After much hesitation, the terror organization has sent Israel new ceasefire terms. Israel's response came swiftly: Prime Minister Benjamin Netanyahu rejected the proposal on Wednesday evening.
When US Secretary of State Anthony Blinken appeared before reporters in Doha on Tuesday, he had reason to be cautiously optimistic. At least that's what his Qatari guest Prime Minister Mohammed Abdulrahman Al Thani said. Because on the fourth day of his fifth trip to the Middle East since the Gaza war began, Washington's top diplomat finally broke the news of a ceasefire.
It has long been a mystery when Hamas would respond to the latest plan by the United States, Qatar and Egypt in collaboration with Israeli intelligence chiefs. Now obviously the time has come. “There are some comments in the response. But overall it is positive,” Blinken said. However, this does not seem to be an immediate breakthrough. The US Secretary of State immediately said that there is still much to be done.
For weeks, the terror group has been negotiating a new ceasefire in Gaza through Qatar. More recently, the Israelis proposed a six-week ceasefire, including a prisoner exchange. However, the Hamas leadership took its time with its response before presenting its own proposal on Tuesday.
The content of Hamas's offer was initially unclear. A message from the force's Beirut office spoke only of “positive signs”. The The Reuters news agency is now apparently aware of the proposal. He writes that Hamas wants a three phase arms embargo every 45 days. Meanwhile, the remaining 130 Israeli hostages are to be exchanged for a total of 1,500 Palestinians in three installments. Also, aid to Gaza should be increased.
The crux of the Hamas proposal: Islamists see the cease-fire as the beginning of an indefinite cease-fire. They demand the complete withdrawal of the Israeli army from the Gaza Strip and the start of reconstruction. Hamas may have gone a bit too far with its conditions, which is why President Biden commented on Gaza's proposals.
It is unclear why Hamas took so long to respond. Many observers believe that ever-larger cracks are opening within the group. Thus shall it be «The Wall Street Journal» Gaza leader Yahya Sinwar and exiled leader Ismail Haniyeh clash in Doha. While Sinwar reportedly wanted an immediate ceasefire, Haniya insisted on a permanent ceasefire.

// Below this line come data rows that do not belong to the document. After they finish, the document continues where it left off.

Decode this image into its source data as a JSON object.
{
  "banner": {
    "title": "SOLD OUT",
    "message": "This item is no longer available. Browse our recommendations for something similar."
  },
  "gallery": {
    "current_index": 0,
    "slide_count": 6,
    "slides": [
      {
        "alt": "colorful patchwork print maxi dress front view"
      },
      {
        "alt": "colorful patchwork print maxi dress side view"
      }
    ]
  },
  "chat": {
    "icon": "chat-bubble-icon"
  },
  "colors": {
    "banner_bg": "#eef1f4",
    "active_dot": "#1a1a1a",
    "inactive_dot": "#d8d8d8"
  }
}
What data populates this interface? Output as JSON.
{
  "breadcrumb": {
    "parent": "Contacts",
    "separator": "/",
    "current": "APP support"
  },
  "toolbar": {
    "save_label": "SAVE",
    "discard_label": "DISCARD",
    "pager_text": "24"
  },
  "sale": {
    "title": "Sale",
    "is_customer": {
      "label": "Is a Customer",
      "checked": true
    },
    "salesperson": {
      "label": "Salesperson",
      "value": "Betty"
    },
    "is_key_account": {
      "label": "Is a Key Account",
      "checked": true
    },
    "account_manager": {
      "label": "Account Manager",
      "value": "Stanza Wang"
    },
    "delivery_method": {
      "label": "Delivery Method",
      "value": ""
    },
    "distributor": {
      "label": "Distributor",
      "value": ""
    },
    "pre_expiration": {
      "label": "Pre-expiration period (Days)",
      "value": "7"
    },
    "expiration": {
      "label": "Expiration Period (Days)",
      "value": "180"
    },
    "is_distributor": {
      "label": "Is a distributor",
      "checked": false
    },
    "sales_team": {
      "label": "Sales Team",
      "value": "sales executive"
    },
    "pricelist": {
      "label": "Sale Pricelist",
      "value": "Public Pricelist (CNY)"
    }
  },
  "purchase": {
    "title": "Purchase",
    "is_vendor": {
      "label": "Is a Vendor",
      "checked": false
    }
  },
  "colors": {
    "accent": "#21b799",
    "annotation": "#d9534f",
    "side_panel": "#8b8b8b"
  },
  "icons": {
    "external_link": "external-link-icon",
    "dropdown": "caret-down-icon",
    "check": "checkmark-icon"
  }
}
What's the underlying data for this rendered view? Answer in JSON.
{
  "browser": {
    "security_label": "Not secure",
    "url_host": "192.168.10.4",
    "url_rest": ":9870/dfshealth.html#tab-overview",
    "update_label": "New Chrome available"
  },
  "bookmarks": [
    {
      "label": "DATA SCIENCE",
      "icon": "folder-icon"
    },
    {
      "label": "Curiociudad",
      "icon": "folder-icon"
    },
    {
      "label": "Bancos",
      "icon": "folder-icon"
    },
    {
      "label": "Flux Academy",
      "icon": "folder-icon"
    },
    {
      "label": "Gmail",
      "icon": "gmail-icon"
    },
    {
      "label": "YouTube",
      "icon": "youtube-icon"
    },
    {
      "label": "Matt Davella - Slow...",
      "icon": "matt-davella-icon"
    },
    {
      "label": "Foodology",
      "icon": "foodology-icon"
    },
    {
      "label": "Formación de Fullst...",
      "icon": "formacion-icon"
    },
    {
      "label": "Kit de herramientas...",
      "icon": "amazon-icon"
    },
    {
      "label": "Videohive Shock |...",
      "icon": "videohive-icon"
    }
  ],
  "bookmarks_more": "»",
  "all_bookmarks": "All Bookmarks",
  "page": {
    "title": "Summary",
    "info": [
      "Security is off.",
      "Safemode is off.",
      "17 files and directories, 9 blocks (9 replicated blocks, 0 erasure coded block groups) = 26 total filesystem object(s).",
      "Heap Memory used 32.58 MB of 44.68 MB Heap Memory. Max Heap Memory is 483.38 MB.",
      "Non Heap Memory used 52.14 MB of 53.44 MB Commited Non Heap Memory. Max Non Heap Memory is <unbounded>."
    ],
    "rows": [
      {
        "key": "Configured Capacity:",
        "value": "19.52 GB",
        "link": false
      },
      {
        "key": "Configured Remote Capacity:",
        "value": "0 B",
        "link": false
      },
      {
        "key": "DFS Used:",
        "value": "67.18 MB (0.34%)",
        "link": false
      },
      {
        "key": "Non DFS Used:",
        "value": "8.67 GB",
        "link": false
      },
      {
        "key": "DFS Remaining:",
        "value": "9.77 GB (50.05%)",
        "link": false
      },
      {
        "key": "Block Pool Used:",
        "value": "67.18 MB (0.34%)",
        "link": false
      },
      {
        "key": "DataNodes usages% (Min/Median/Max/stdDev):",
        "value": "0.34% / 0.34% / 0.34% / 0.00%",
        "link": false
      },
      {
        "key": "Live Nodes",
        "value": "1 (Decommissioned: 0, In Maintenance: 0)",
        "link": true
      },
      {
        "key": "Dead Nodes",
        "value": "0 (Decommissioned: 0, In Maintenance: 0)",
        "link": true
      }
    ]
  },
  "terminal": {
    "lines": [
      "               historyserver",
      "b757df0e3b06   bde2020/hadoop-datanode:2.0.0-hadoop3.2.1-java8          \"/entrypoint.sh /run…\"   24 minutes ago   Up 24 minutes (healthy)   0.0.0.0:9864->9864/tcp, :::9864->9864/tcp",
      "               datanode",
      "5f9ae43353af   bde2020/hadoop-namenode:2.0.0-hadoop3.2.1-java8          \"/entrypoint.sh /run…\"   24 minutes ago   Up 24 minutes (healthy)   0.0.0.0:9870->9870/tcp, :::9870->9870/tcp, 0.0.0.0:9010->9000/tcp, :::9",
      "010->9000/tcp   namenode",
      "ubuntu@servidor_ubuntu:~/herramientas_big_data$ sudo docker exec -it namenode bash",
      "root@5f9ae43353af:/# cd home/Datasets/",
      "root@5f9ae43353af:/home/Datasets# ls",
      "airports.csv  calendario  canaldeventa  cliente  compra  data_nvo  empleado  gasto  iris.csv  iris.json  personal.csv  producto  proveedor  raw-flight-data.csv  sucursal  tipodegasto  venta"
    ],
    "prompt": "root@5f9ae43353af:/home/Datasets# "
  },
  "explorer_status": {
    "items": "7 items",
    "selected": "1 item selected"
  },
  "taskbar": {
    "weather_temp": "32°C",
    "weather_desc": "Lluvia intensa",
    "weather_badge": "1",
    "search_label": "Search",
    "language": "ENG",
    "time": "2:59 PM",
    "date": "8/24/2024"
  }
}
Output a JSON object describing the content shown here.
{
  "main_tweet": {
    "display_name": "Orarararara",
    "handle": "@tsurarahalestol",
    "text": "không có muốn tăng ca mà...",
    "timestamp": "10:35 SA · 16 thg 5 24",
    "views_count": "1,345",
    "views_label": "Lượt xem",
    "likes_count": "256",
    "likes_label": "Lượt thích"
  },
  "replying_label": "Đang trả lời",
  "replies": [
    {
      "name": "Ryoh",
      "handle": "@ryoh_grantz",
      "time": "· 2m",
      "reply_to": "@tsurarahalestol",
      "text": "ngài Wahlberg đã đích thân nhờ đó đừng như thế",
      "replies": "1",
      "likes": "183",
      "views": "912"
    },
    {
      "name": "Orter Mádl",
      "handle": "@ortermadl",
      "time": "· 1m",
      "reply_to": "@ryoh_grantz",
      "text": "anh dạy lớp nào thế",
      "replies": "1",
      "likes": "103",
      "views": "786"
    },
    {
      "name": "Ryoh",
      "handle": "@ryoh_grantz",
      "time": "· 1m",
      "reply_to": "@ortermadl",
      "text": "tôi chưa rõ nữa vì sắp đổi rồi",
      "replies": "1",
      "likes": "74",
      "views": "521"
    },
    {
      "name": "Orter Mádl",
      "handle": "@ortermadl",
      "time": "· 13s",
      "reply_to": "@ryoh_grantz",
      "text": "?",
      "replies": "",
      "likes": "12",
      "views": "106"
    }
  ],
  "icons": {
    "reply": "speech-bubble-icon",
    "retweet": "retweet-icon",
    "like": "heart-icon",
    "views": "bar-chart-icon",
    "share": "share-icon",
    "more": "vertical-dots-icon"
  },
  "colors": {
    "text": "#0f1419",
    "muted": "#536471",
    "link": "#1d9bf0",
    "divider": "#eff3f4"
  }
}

Israel's strikes are obviously having an effect
There is also reportedly a dispute over the number of prisoners Hamas wants to release from Israeli prisons. Conflicts within Hamas are not new. Sinwar replaced Haniya as Gaza president in 2017 and has since amassed more power in the coastal enclave. In 2021, the exiled leadership tried in vain to replace Chinwar with a more acceptable candidate. The Doha unit was also surprised by the October 7 terrorist attack.
The fact that Sinwar, of all people, wants a break in the fighting shows that Israel's military hammering is having an effect on the deeply entrenched Hamas leadership in Gaza. Leaders in exile, on the other hand, increasingly look to the post-war period. They repeatedly send conciliatory signals toward Palestinian President Mahmoud Abbas' rival Fatah, which the Americans see as a possible alternative to Hamas in Gaza.
On Wednesday evening, Israeli Prime Minister Benjamin Netanyahu categorically rejected Hamas' proposal. Acceptance of these conditions would lead to another massacre. In a press conference, he said: “There is no solution other than total victory.” Israel is not ready to stop the war. Blinken, who arrived in Jerusalem on Wednesday after a stopover in Qatar, has a lot of work ahead of him.
“Wannabe pop culture fanatic. Zombie advocate. Entrepreneur. Internet evangelist. Alcohol fanatic. Typical travel buff.”